Drawing on the experiences of an international panel of experts, this study forum will look critically at modern practice and policy and will endeavour to identify recurrent attitudes and models for greater understanding. The emphasis will be on the conciliatory resolution of challenges to museum retention and the shaping of a forward-looking approach: one that observes law, decency, tradition, due process and the birth of future relationships.

The Keynote Address will be given by Sir Lawrence Street, AC, KCMG, QC, Commercial Mediator and ADR Consultant, former Chief Justice of New South Wales, and speakers include:

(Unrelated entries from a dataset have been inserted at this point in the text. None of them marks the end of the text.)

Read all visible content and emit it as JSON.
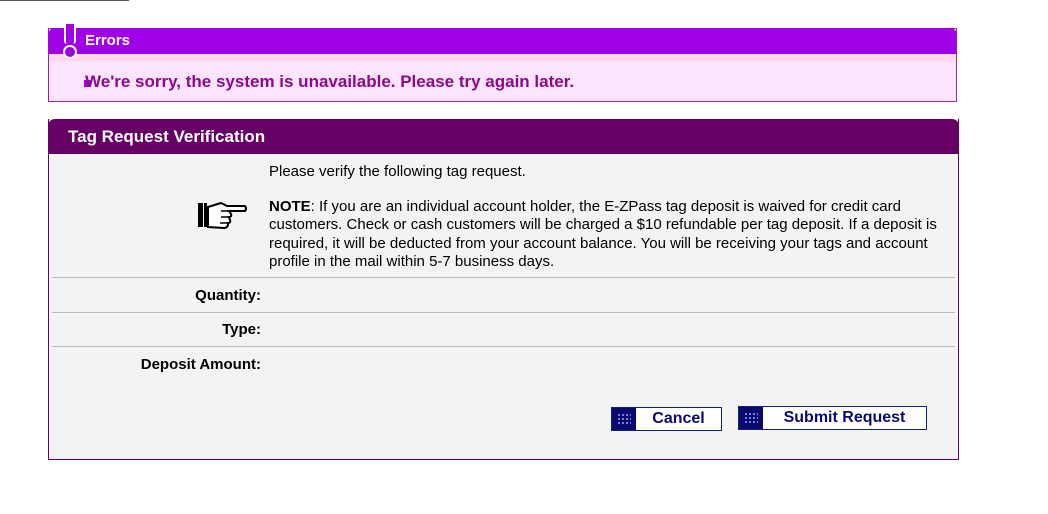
{
  "errors": {
    "title": "Errors",
    "message": "We're sorry, the system is unavailable. Please try again later."
  },
  "verification": {
    "title": "Tag Request Verification",
    "intro": "Please verify the following tag request.",
    "note_label": "NOTE",
    "note_text": ": If you are an individual account holder, the E-ZPass tag deposit is waived for credit card customers. Check or cash customers will be charged a $10 refundable per tag deposit. If a deposit is required, it will be deducted from your account balance. You will be receiving your tags and account profile in the mail within 5-7 business days.",
    "fields": {
      "quantity_label": "Quantity:",
      "type_label": "Type:",
      "deposit_label": "Deposit Amount:"
    }
  },
  "buttons": {
    "cancel": "Cancel",
    "submit": "Submit Request"
  }
}
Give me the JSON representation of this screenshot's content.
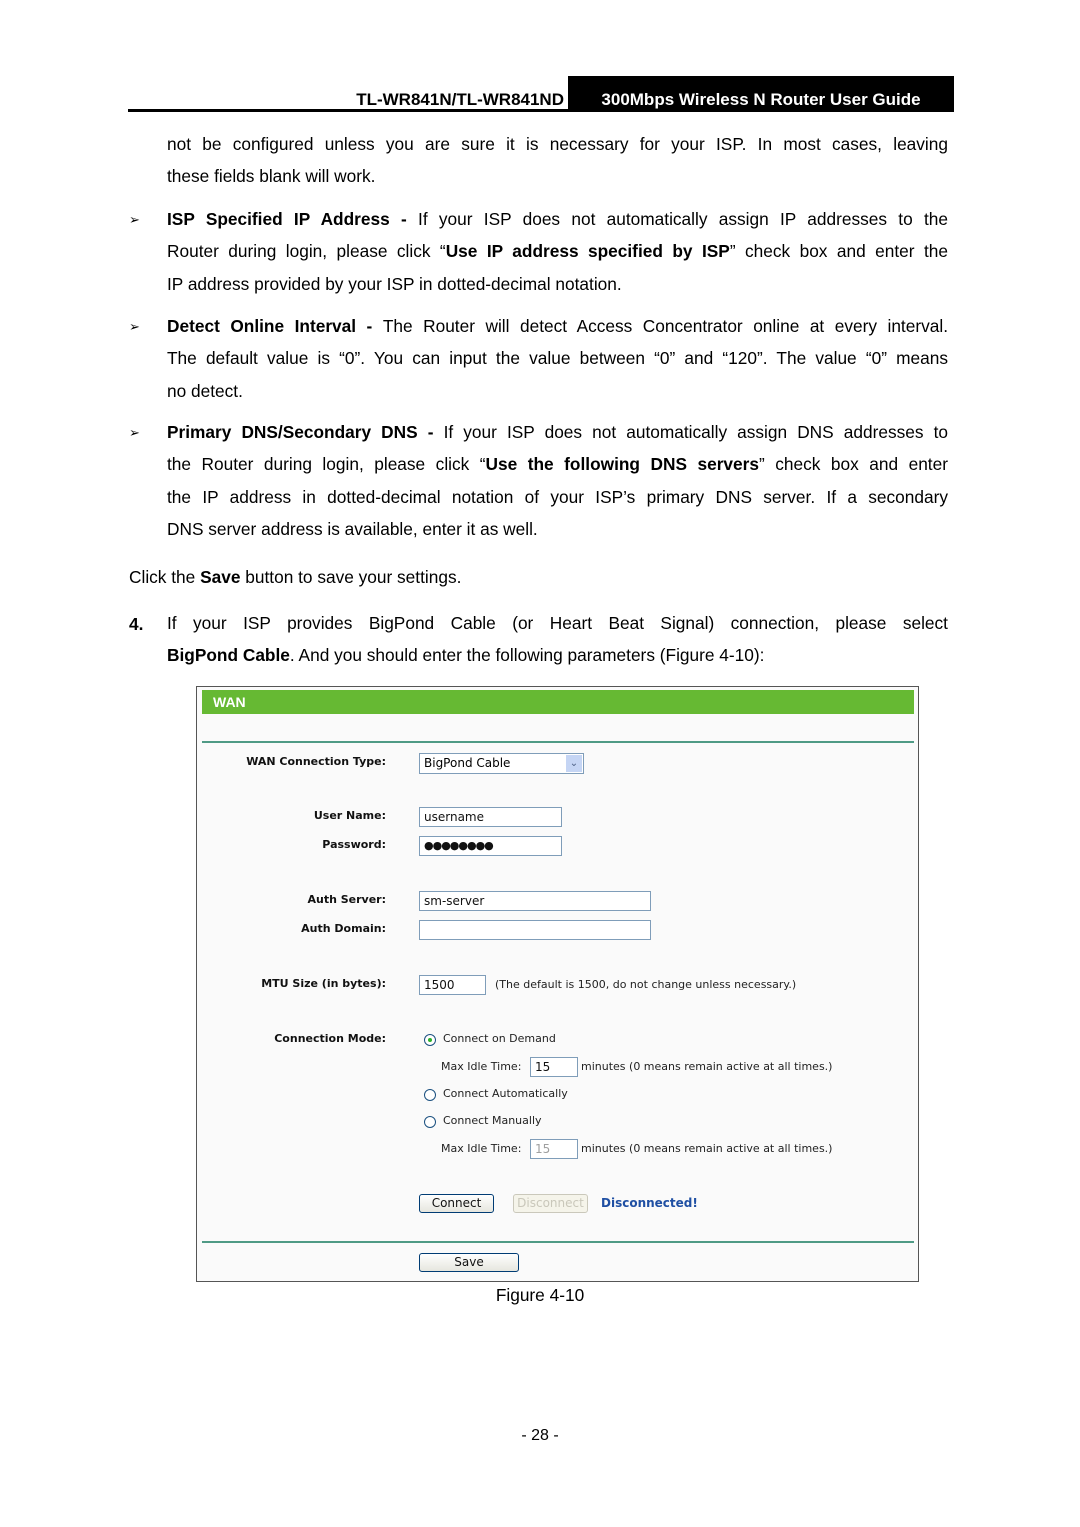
{
  "header": {
    "model": "TL-WR841N/TL-WR841ND",
    "guide_title": "300Mbps Wireless N Router User Guide"
  },
  "body": {
    "intro_line1": "not be configured unless you are sure it is necessary for your ISP. In most cases, leaving",
    "intro_line2": "these fields blank will work.",
    "bullets": [
      {
        "term": "ISP Specified IP Address - ",
        "line1": "If your ISP does not automatically assign IP addresses to the",
        "line2_pre": "Router during login, please click “",
        "line2_bold": "Use IP address specified by ISP",
        "line2_post": "” check box and enter the",
        "line3": "IP address provided by your ISP in dotted-decimal notation."
      },
      {
        "term": "Detect Online Interval - ",
        "line1": "The Router will detect Access Concentrator online at every interval.",
        "line2": "The default value is “0”. You can input the value between “0” and “120”. The value “0” means",
        "line3": "no detect."
      },
      {
        "term": "Primary DNS/Secondary DNS - ",
        "line1": "If your ISP does not automatically assign DNS addresses to",
        "line2_pre": "the Router during login, please click “",
        "line2_bold": "Use the following DNS servers",
        "line2_post": "” check box and enter",
        "line3": "the IP address in dotted-decimal notation of your ISP’s primary DNS server. If a secondary",
        "line4": "DNS server address is available, enter it as well."
      }
    ],
    "bullet_glyph": "➢",
    "save_note_pre": "Click the ",
    "save_note_bold": "Save",
    "save_note_post": " button to save your settings.",
    "step_number": "4.",
    "step_line1": "If your ISP provides BigPond Cable (or Heart Beat Signal) connection, please select",
    "step_line2_bold": "BigPond Cable",
    "step_line2_post": ". And you should enter the following parameters (Figure 4-10):"
  },
  "figure": {
    "panel_title": "WAN",
    "wan_type_label": "WAN Connection Type:",
    "wan_type_value": "BigPond Cable",
    "username_label": "User Name:",
    "username_value": "username",
    "password_label": "Password:",
    "password_value": "●●●●●●●●",
    "auth_server_label": "Auth Server:",
    "auth_server_value": "sm-server",
    "auth_domain_label": "Auth Domain:",
    "auth_domain_value": "",
    "mtu_label": "MTU Size (in bytes):",
    "mtu_value": "1500",
    "mtu_note": "(The default is 1500, do not change unless necessary.)",
    "connection_mode_label": "Connection Mode:",
    "modes": [
      {
        "label": "Connect on Demand",
        "selected": true
      },
      {
        "label": "Connect Automatically",
        "selected": false
      },
      {
        "label": "Connect Manually",
        "selected": false
      }
    ],
    "max_idle_label": "Max Idle Time:",
    "max_idle_demand_value": "15",
    "max_idle_manual_value": "15",
    "max_idle_note": "minutes (0 means remain active at all times.)",
    "connect_button": "Connect",
    "disconnect_button": "Disconnect",
    "status_text": "Disconnected!",
    "save_button": "Save",
    "accent_color": "#66b933"
  },
  "caption": "Figure 4-10",
  "page_number": "- 28 -"
}
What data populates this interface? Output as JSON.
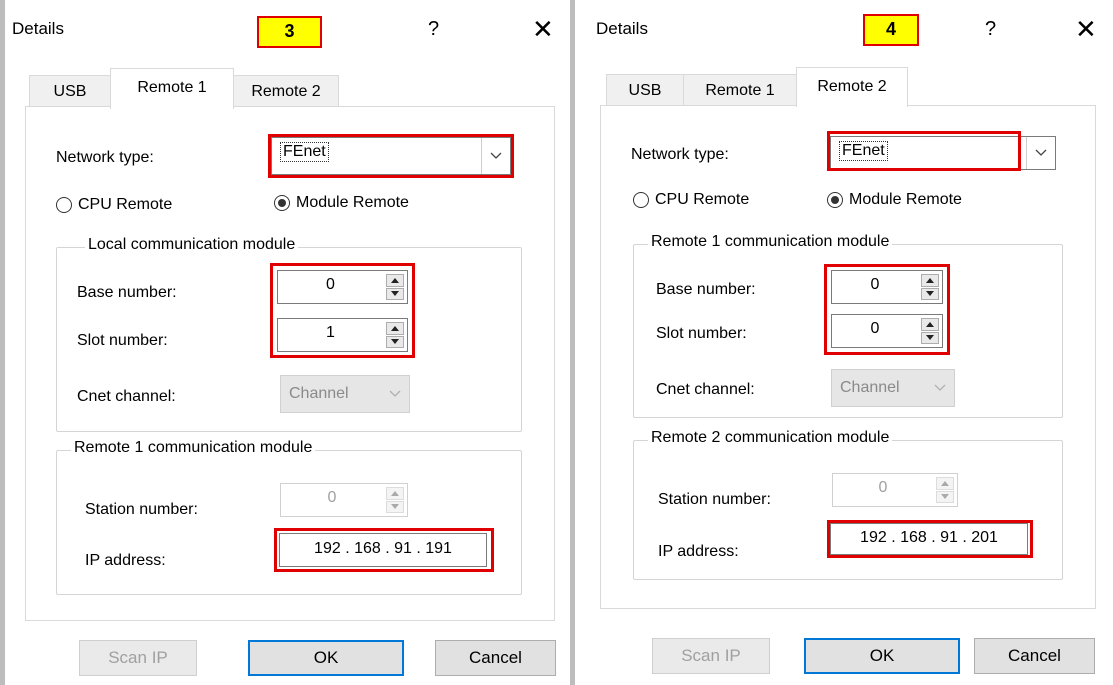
{
  "dialogs": [
    {
      "title": "Details",
      "badge": "3",
      "help_glyph": "?",
      "close_glyph": "✕",
      "tabs": [
        {
          "label": "USB",
          "active": false
        },
        {
          "label": "Remote 1",
          "active": true
        },
        {
          "label": "Remote 2",
          "active": false
        }
      ],
      "network_type_label": "Network type:",
      "network_type_value": "FEnet",
      "radio_cpu": "CPU Remote",
      "radio_module": "Module Remote",
      "radio_selected": "Module Remote",
      "group1_title": "Local communication module",
      "base_label": "Base number:",
      "base_value": "0",
      "slot_label": "Slot number:",
      "slot_value": "1",
      "cnet_label": "Cnet channel:",
      "cnet_value": "Channel",
      "group2_title": "Remote 1 communication module",
      "station_label": "Station number:",
      "station_value": "0",
      "ip_label": "IP address:",
      "ip_value": "192 . 168 .  91  . 191",
      "scan_button": "Scan IP",
      "ok_button": "OK",
      "cancel_button": "Cancel"
    },
    {
      "title": "Details",
      "badge": "4",
      "help_glyph": "?",
      "close_glyph": "✕",
      "tabs": [
        {
          "label": "USB",
          "active": false
        },
        {
          "label": "Remote 1",
          "active": false
        },
        {
          "label": "Remote 2",
          "active": true
        }
      ],
      "network_type_label": "Network type:",
      "network_type_value": "FEnet",
      "radio_cpu": "CPU Remote",
      "radio_module": "Module Remote",
      "radio_selected": "Module Remote",
      "group1_title": "Remote 1 communication module",
      "base_label": "Base number:",
      "base_value": "0",
      "slot_label": "Slot number:",
      "slot_value": "0",
      "cnet_label": "Cnet channel:",
      "cnet_value": "Channel",
      "group2_title": "Remote 2 communication module",
      "station_label": "Station number:",
      "station_value": "0",
      "ip_label": "IP address:",
      "ip_value": "192 . 168 .  91  . 201",
      "scan_button": "Scan IP",
      "ok_button": "OK",
      "cancel_button": "Cancel"
    }
  ],
  "colors": {
    "highlight_border": "#e00000",
    "badge_fill": "#ffff00",
    "default_button_border": "#0078d7"
  },
  "icons": [
    "help-icon",
    "close-icon",
    "chevron-down-icon",
    "spin-up-icon",
    "spin-down-icon"
  ]
}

Peter Tree SC, counsel, Tasmania and NSW: Human remains and the TAC-NHM mediation

David Hill (Author): Ancient art, archaic artifice: the reunification of ravaged assemblages

Jessica Caban, solicitor, Deacon’s, Sydney: Charity, Morality and the Conscionable Relinquishment of Cultural Objects by Public Benefit Entities

Lyndel Prott, adjunct Professor, Australian National University: Nazi-related claims: post-War Legal and Diplomatic Initiatives and their Relevance to Modern Australia

Patrick O’Keefe, adjunct Professor, Australian National University: Sacred objects and spiritual emblems

Professor Norman Palmer, counsel, London, Chair Treasure Valuation Committee (UK): Themes and issues in modern repatriation initiatives

Monica Jackson, archaeologist: Allocating cultural objects to modern political units: stylistic migration and the fluidity of ancient frontiers